On the idea that you must first bring order to Somalia proper: 

“Trying to restore order to Somalia in the hope that a stronger government could control piracy is a worthy effort which Washington should continue and redouble. Successful diplomacy and effective local reconstruction efforts could indeed reduce the real possibility of a local Islamist takeover and offer relief for the country’s unfortunate people. But Somalia’s descent into turmoil began almost two decades ago, and is as unlikely to be reversed soon by soft as by hard power. The jihadist threat – in the form of the Islamic Courts Union which controls most of the country – has already been unleashed on the region. What sense is there in failing to stop a serious incipient threat – sea piracy – out of concern at exacerbating a terrorist threat that already flourishes? 

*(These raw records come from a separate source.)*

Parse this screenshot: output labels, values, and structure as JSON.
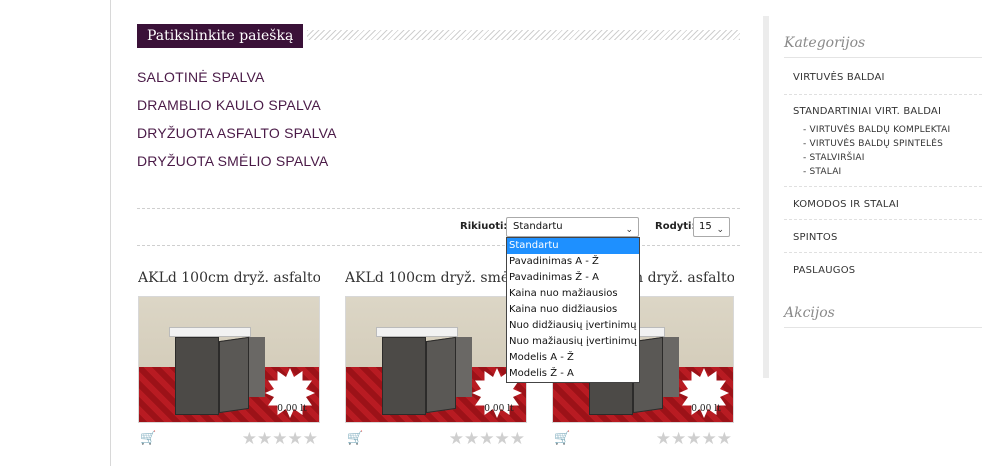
{
  "search": {
    "title": "Patikslinkite paiešką",
    "filters": [
      "SALOTINĖ SPALVA",
      "DRAMBLIO KAULO SPALVA",
      "DRYŽUOTA ASFALTO SPALVA",
      "DRYŽUOTA SMĖLIO SPALVA"
    ]
  },
  "sortbar": {
    "sort_label": "Rikiuoti:",
    "sort_value": "Standartu",
    "show_label": "Rodyti:",
    "show_value": "15",
    "sort_options": [
      "Standartu",
      "Pavadinimas A - Ž",
      "Pavadinimas Ž - A",
      "Kaina nuo mažiausios",
      "Kaina nuo didžiausios",
      "Nuo didžiausių įvertinimų",
      "Nuo mažiausių įvertinimų",
      "Modelis A - Ž",
      "Modelis Ž - A"
    ],
    "selected_index": 0
  },
  "products": [
    {
      "name": "AKLd 100cm dryž. asfalto",
      "price": "0.00 lt",
      "rating": 0
    },
    {
      "name": "AKLd 100cm dryž. smėlio",
      "price": "0.00 lt",
      "rating": 0
    },
    {
      "name": "AKLd 100cm dryž. asfalto",
      "price": "0.00 lt",
      "rating": 0
    }
  ],
  "sidebar": {
    "categories_title": "Kategorijos",
    "items": [
      {
        "label": "VIRTUVĖS BALDAI"
      },
      {
        "label": "STANDARTINIAI VIRT. BALDAI",
        "subs": [
          "- VIRTUVĖS BALDŲ KOMPLEKTAI",
          "- VIRTUVĖS BALDŲ SPINTELĖS",
          "- STALVIRŠIAI",
          "- STALAI"
        ]
      },
      {
        "label": "KOMODOS IR STALAI"
      },
      {
        "label": "SPINTOS"
      },
      {
        "label": "PASLAUGOS"
      }
    ],
    "promo_title": "Akcijos"
  },
  "colors": {
    "brand": "#3a1138",
    "link": "#4a1a47",
    "highlight": "#1e90ff",
    "floor": "#b81b22"
  },
  "icons": {
    "cart": "cart-icon",
    "star": "star-icon",
    "chevron": "chevron-down-icon"
  }
}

“The Russians have suggested attacking such pirate bases as Eyl in the northern Puntland region of Somalia. The idea deserves serious consideration. Naval patrols can reduce piracy, but they cannot stop it. So long as the risk of serious punishment is low and the ransoms that shipping companies pay are high, piracy will thrive and multiply. Failure in antipiracy efforts off the Somali coast is likely to encourage more piracy elsewhere and invite terrorists into the act. Adding international defeat at the hands of ingenious Somali pirates to the failure to find and kill Osama bin Laden increases the perception that states are powerless in the face of daunting challenges to international order. 

“This failure will increase the jihadists’ contempt for us as it further weakens the currency of such accepted ideas as honoring treaties, respecting borders, and abiding by proscriptions against the use of force. The spread of chaos on the high seas threatens not only the commerce on which a globalizing world depends. It is an ominous step toward international chaos. A multilateral naval/amphibious operation that denies pirates the bases they need to operate would give powerful sinews to the idea that an international community can protect its endangered interests. If such agreement cannot be reached, the interest of the United States in untrammeled access to the world’s sea requires that we act alone.” 

Hot Spots will return next week.
 
Brian Trumbore